[[ Record set open ]]

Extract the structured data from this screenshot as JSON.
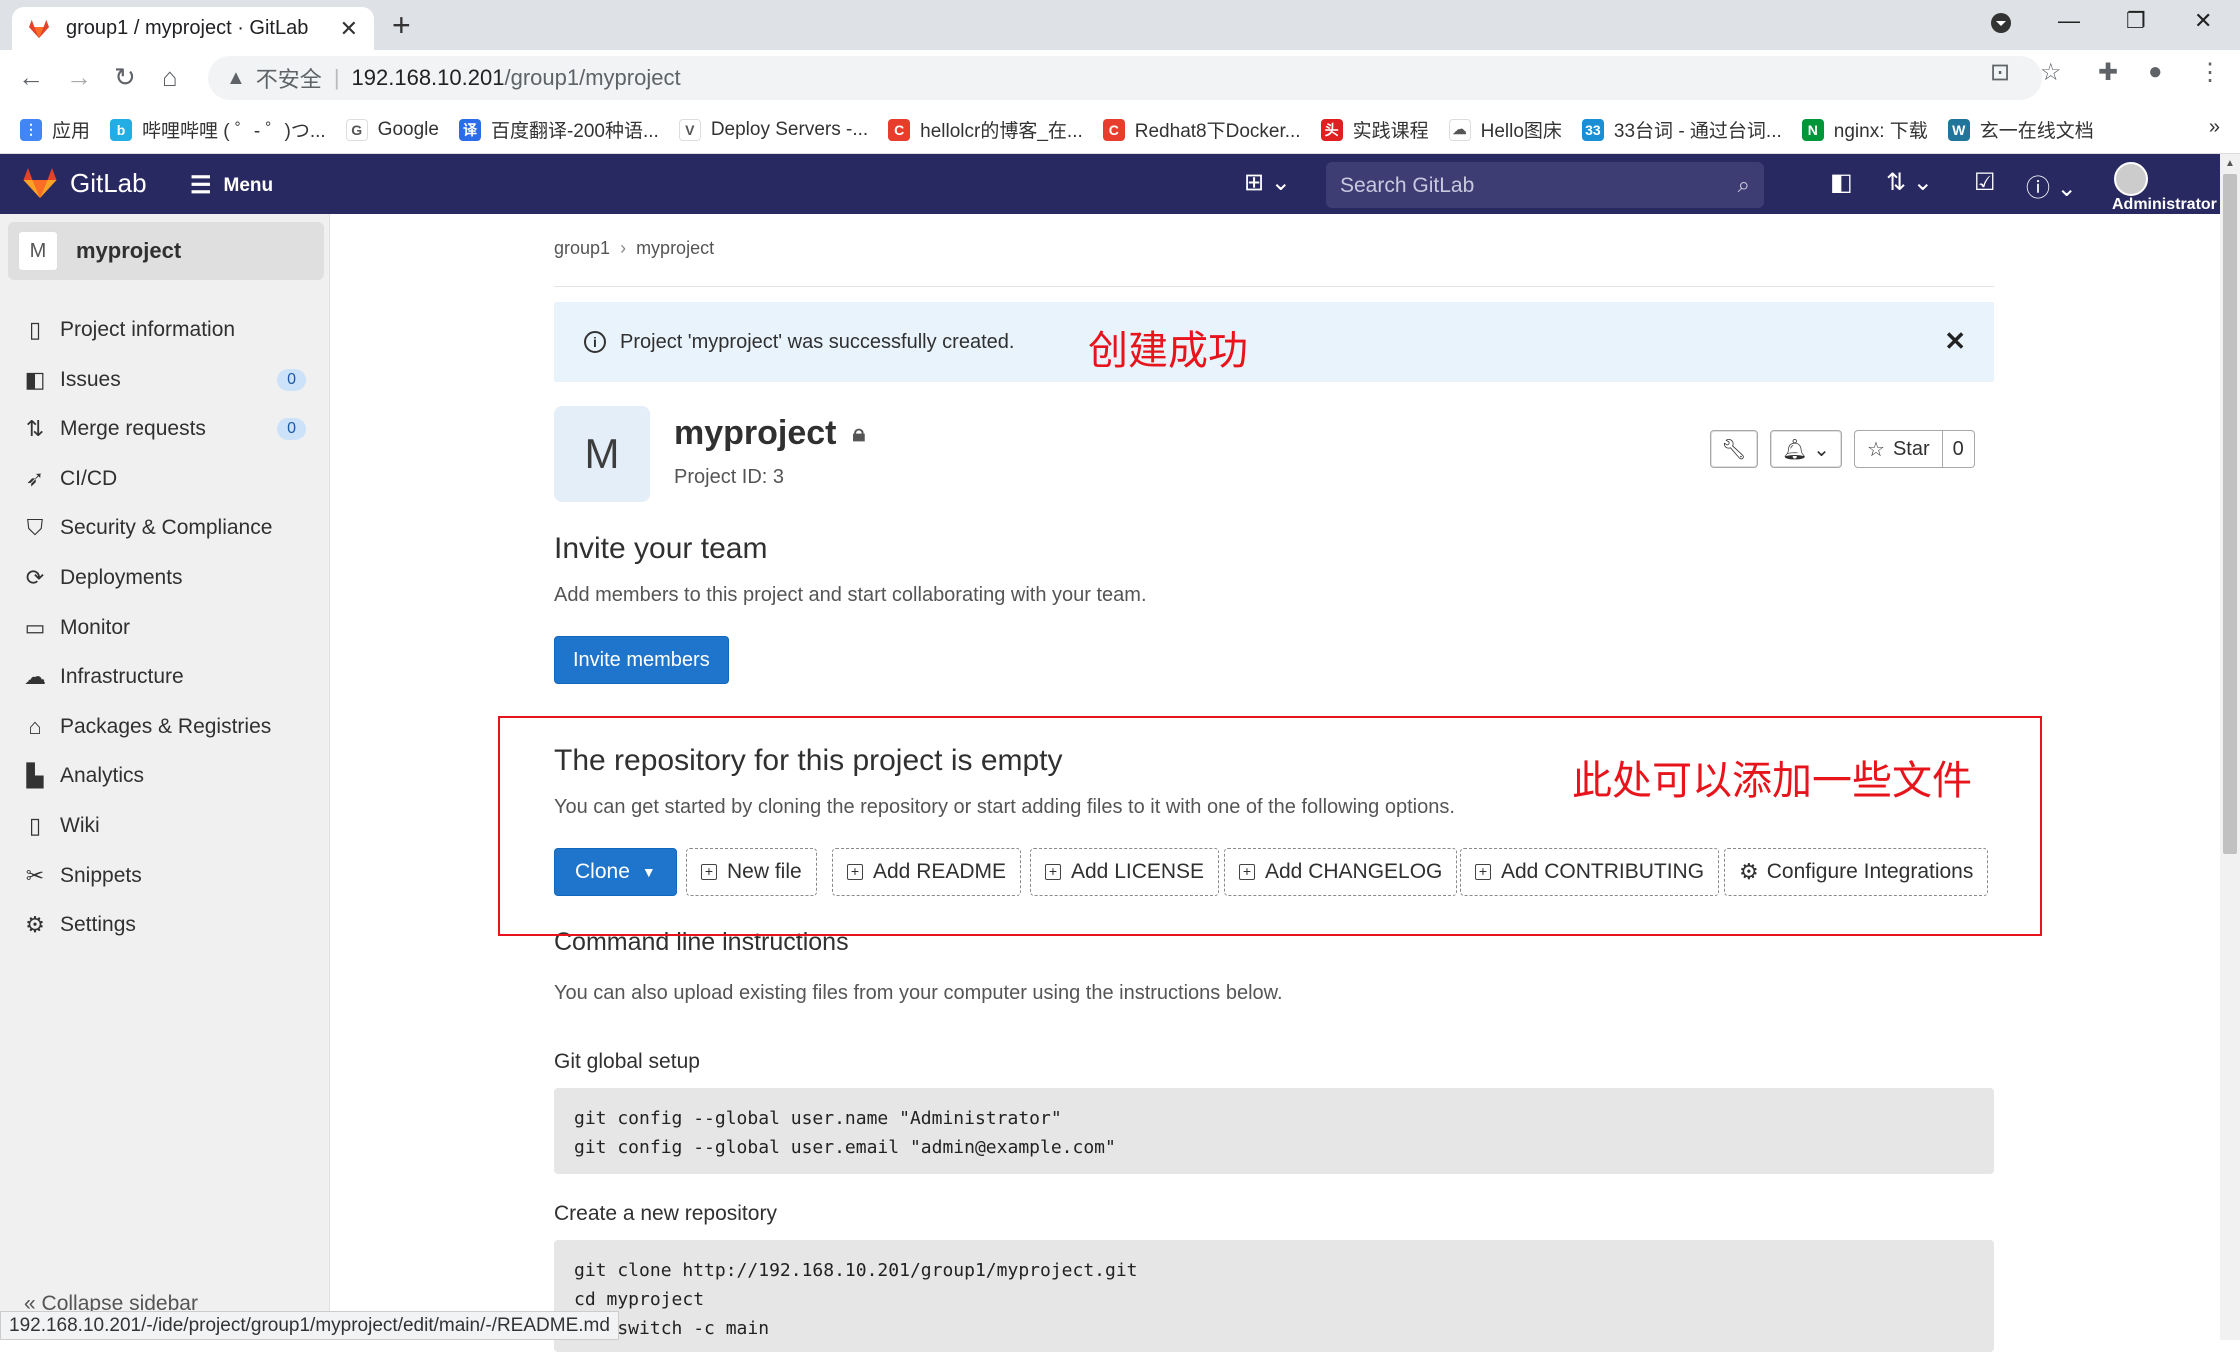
{
  "browser": {
    "tab_title": "group1 / myproject · GitLab",
    "tab_close": "✕",
    "new_tab": "+",
    "url_warning": "不安全",
    "url_host": "192.168.10.201",
    "url_path": "/group1/myproject",
    "bookmarks": [
      {
        "label": "应用",
        "color": "#4285f4",
        "glyph": "⋮"
      },
      {
        "label": "哔哩哔哩 ( ゜- ゜)つ...",
        "color": "#23ade5",
        "glyph": "b"
      },
      {
        "label": "Google",
        "color": "#ffffff",
        "glyph": "G"
      },
      {
        "label": "百度翻译-200种语...",
        "color": "#2b6de9",
        "glyph": "译"
      },
      {
        "label": "Deploy Servers -...",
        "color": "#ffffff",
        "glyph": "V"
      },
      {
        "label": "hellolcr的博客_在...",
        "color": "#e83d2d",
        "glyph": "C"
      },
      {
        "label": "Redhat8下Docker...",
        "color": "#e83d2d",
        "glyph": "C"
      },
      {
        "label": "实践课程",
        "color": "#e02020",
        "glyph": "头"
      },
      {
        "label": "Hello图床",
        "color": "#ffffff",
        "glyph": "☁"
      },
      {
        "label": "33台词 - 通过台词...",
        "color": "#1a8fd6",
        "glyph": "33"
      },
      {
        "label": "nginx: 下载",
        "color": "#009639",
        "glyph": "N"
      },
      {
        "label": "玄一在线文档",
        "color": "#21759b",
        "glyph": "W"
      }
    ],
    "bookmarks_more": "»",
    "status_url": "192.168.10.201/-/ide/project/group1/myproject/edit/main/-/README.md"
  },
  "gitlab_header": {
    "brand": "GitLab",
    "menu_label": "Menu",
    "search_placeholder": "Search GitLab",
    "user_label": "Administrator"
  },
  "sidebar": {
    "project_initial": "M",
    "project_name": "myproject",
    "items": [
      {
        "label": "Project information",
        "icon": "project-icon",
        "glyph": "▯"
      },
      {
        "label": "Issues",
        "icon": "issues-icon",
        "glyph": "◧",
        "badge": "0"
      },
      {
        "label": "Merge requests",
        "icon": "merge-request-icon",
        "glyph": "⇅",
        "badge": "0"
      },
      {
        "label": "CI/CD",
        "icon": "rocket-icon",
        "glyph": "➶"
      },
      {
        "label": "Security & Compliance",
        "icon": "shield-icon",
        "glyph": "⛉"
      },
      {
        "label": "Deployments",
        "icon": "deployments-icon",
        "glyph": "⟳"
      },
      {
        "label": "Monitor",
        "icon": "monitor-icon",
        "glyph": "▭"
      },
      {
        "label": "Infrastructure",
        "icon": "cloud-icon",
        "glyph": "☁"
      },
      {
        "label": "Packages & Registries",
        "icon": "package-icon",
        "glyph": "⌂"
      },
      {
        "label": "Analytics",
        "icon": "chart-icon",
        "glyph": "▙"
      },
      {
        "label": "Wiki",
        "icon": "book-icon",
        "glyph": "▯"
      },
      {
        "label": "Snippets",
        "icon": "scissors-icon",
        "glyph": "✂"
      },
      {
        "label": "Settings",
        "icon": "gear-icon",
        "glyph": "⚙"
      }
    ],
    "collapse_label": "Collapse sidebar"
  },
  "main": {
    "breadcrumbs": [
      "group1",
      "myproject"
    ],
    "alert_text": "Project 'myproject' was successfully created.",
    "annotation_created": "创建成功",
    "project_initial": "M",
    "project_name": "myproject",
    "project_id": "Project ID: 3",
    "star_label": "Star",
    "star_count": "0",
    "invite_title": "Invite your team",
    "invite_desc": "Add members to this project and start collaborating with your team.",
    "invite_button": "Invite members",
    "empty_title": "The repository for this project is empty",
    "empty_desc": "You can get started by cloning the repository or start adding files to it with one of the following options.",
    "annotation_files": "此处可以添加一些文件",
    "clone_button": "Clone",
    "file_buttons": [
      "New file",
      "Add README",
      "Add LICENSE",
      "Add CHANGELOG",
      "Add CONTRIBUTING",
      "Configure Integrations"
    ],
    "cli_title": "Command line instructions",
    "cli_desc": "You can also upload existing files from your computer using the instructions below.",
    "git_global_title": "Git global setup",
    "git_global_code": "git config --global user.name \"Administrator\"\ngit config --global user.email \"admin@example.com\"",
    "new_repo_title": "Create a new repository",
    "new_repo_code": "git clone http://192.168.10.201/group1/myproject.git\ncd myproject\ngit switch -c main"
  }
}
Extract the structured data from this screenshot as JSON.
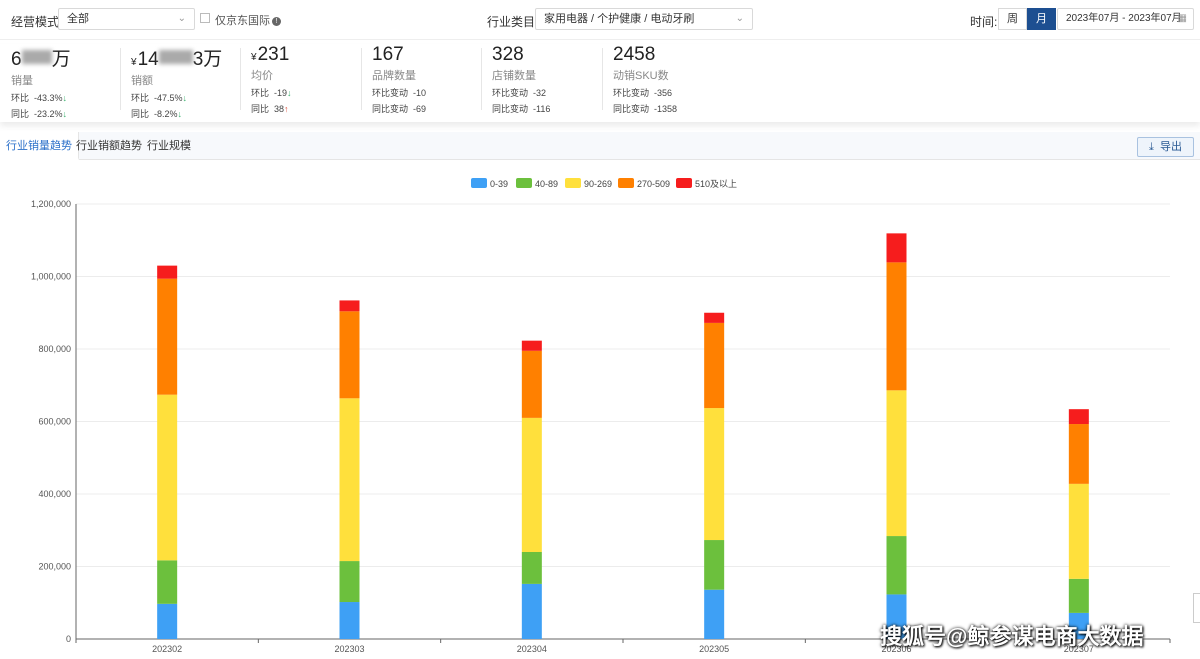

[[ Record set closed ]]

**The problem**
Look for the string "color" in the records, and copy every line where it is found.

**Exercise output**
        "color": "#4285f4",
        "color": "#23ade5",
        "color": "#ffffff",
        "color": "#2b6de9",
        "color": "#ffffff",
        "color": "#e83d2d",
        "color": "#e83d2d",
        "color": "#e02020",
        "color": "#ffffff",
        "color": "#1a8fd6",
        "color": "#009639",
        "color": "#21759b",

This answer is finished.